Conchúr White: Swirling Violets – Indie earworms that sound better with each listen

The Armagh musician’s gambit is an early contender for Irish debut album of the year

Swirling Violets
    
Artist: Conchúr White
Label: Bella Union

It may still be very early days, but the Armagh singer-songwriter Conchúr White has laid down a serious marker for Irish debut album of the year with Swirling Violets, a collection of indie earworms that sound better with each listen. As with all debuts, there are clear influences – mostly American – but the 11 tracks share, plus or minus, White’s ability to harness language, ringing guitars and melody to lure you into his world of young love, ambition and angst.

“I like surreal settings, but with tangible messages,” White has said. “There wasn’t a conscious theme, though the songs operate in the same sort of space, that sense of surrealism. There’s ghosts, there’s other worlds. There’s a cosmic feeling, questions about the beginning and the end and dreams. And then there’s simpler songs, love songs about the feelings of infatuation you have when you’re young.”

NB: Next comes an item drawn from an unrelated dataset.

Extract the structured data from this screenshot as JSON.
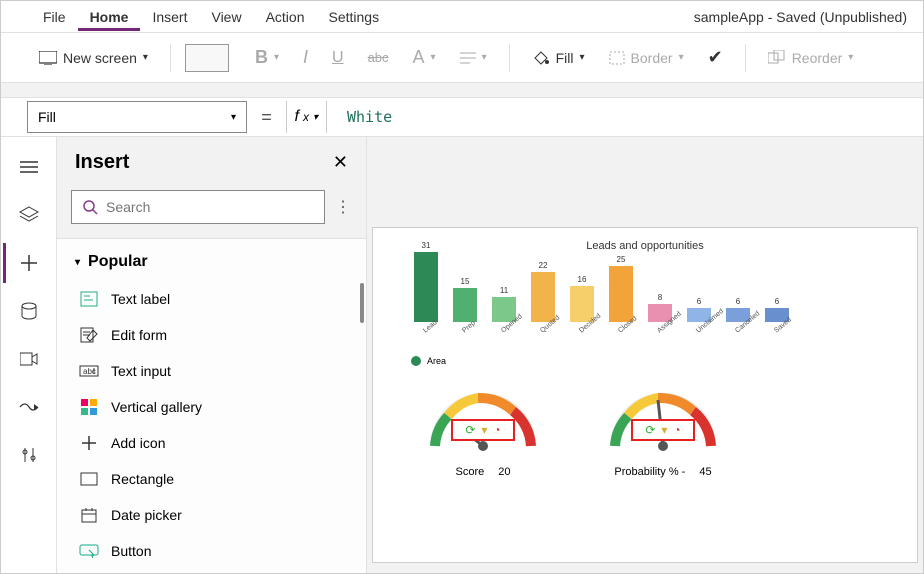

Ah, young love. White’s track 501s, encased in layered vocals and jangling guitars, is an affecting distillation of that fleeting period in time: “You were everything I ever needed.” The fear of failure haunts the infectious I Did Good Today, while Fawn seduces with its bittersweet chorus. But all bow to the opening track, The Holy Death, a real banger laced with a dark swagger. The quieter tunes, such as the evocative title track, are slower, more uneven burns, but, taken together, this is a very impressive and well-balanced debut.